    The following abstracts were peer-reviewed for presentation and publication. They were edited by Craig M. Campbell, MD, chairman, Research Committee, Society for Academic Continuing Medical Education. [source]

    Sea-land breeze development during a summer bora event along the north-eastern Adriatic coast

    Maja Teli, man Prtenjak

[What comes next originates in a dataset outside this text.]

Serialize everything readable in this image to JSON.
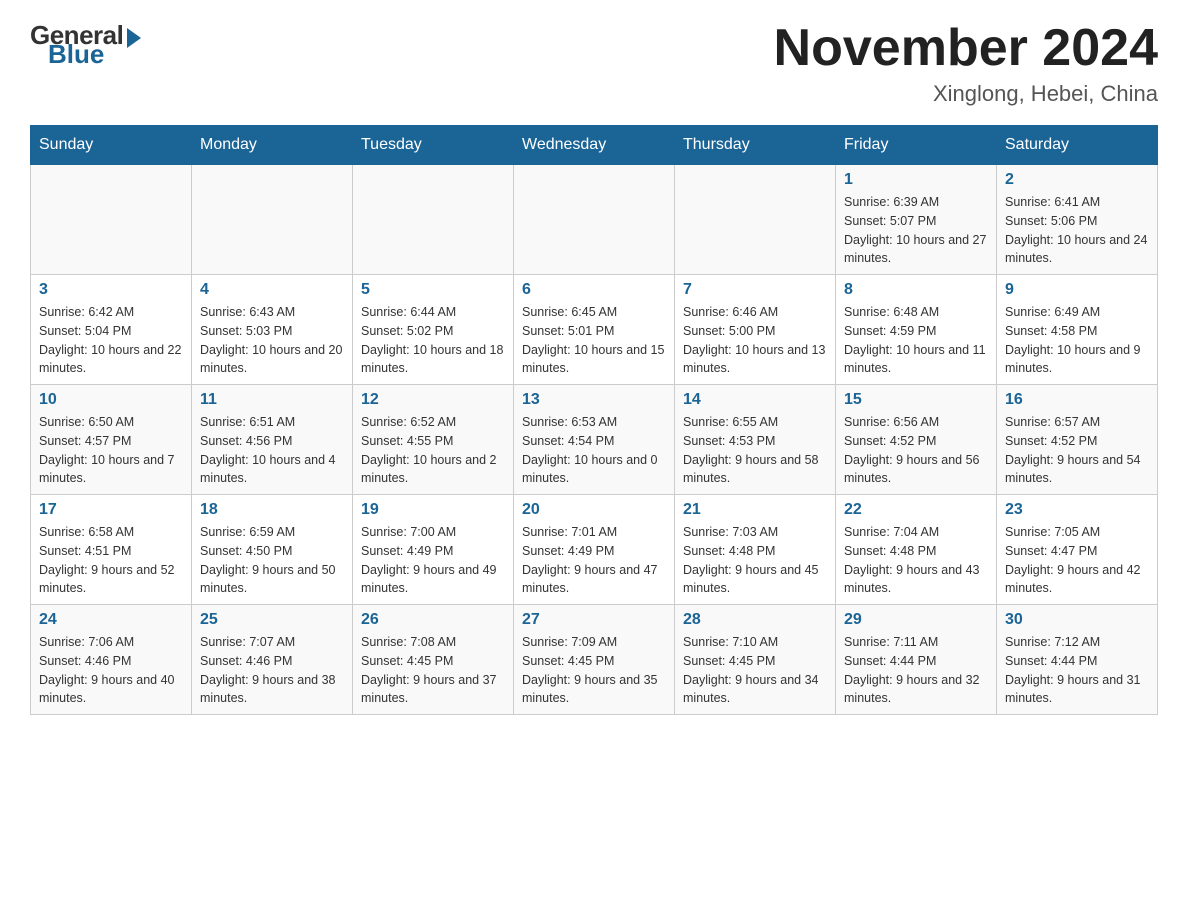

    Abstract The interaction of a summer frontal bora and the sea-land breeze along the north-eastern Adriatic coast was investigated by means of numerical simulations and available observations. Available measurements (in situ, radiosonde, satellite images) provided model validation. The modelled wind field revealed several regions where the summer bora (weaker than 6 m s,1) allowed sea-breeze development: in the western parts of the Istrian peninsula and Rijeka Bay and along the north-western coast of the island of Rab. Along the western Istrian coast, the position of the narrow convergence zone that formed depended greatly on the balance between the bora jets northward and southward of Istria. In the case of a strong northern (Trieste) bora jet, the westerly Istrian onshore flow presented the superposition of the dominant swirled bora flow and local weak thermal flow. It collided then with the easterly bora flow within the zone. With weakening of the Trieste bora jet, the convergence zone was a result of the pure westerly sea breeze and the easterly bora wind. In general, during a bora event, sea breezes were somewhat later and shorter, with limited horizontal extent. The spatial position of the convergence zone caused by the bora and sea-breeze collision was strongly curved. The orientation of the head (of the thermally-induced flow) was more in the vertical causing larger horizontal pressure gradients and stronger daytime maximum wind speed than in undisturbed conditions. Except for the island of Rab, other lee-side islands in the area investigated did not provide favourable conditions for the sea-breeze formation. Within a bora wake near the island of Krk, onshore flow occurred as well, although not as a sea-breeze flow, but as the bottom branch of the lee rotor that was associated with the hydraulic jump-like feature in the lee of the Velika Kapela Mountain. Copyright © 2010 Royal Meteorological Society [source]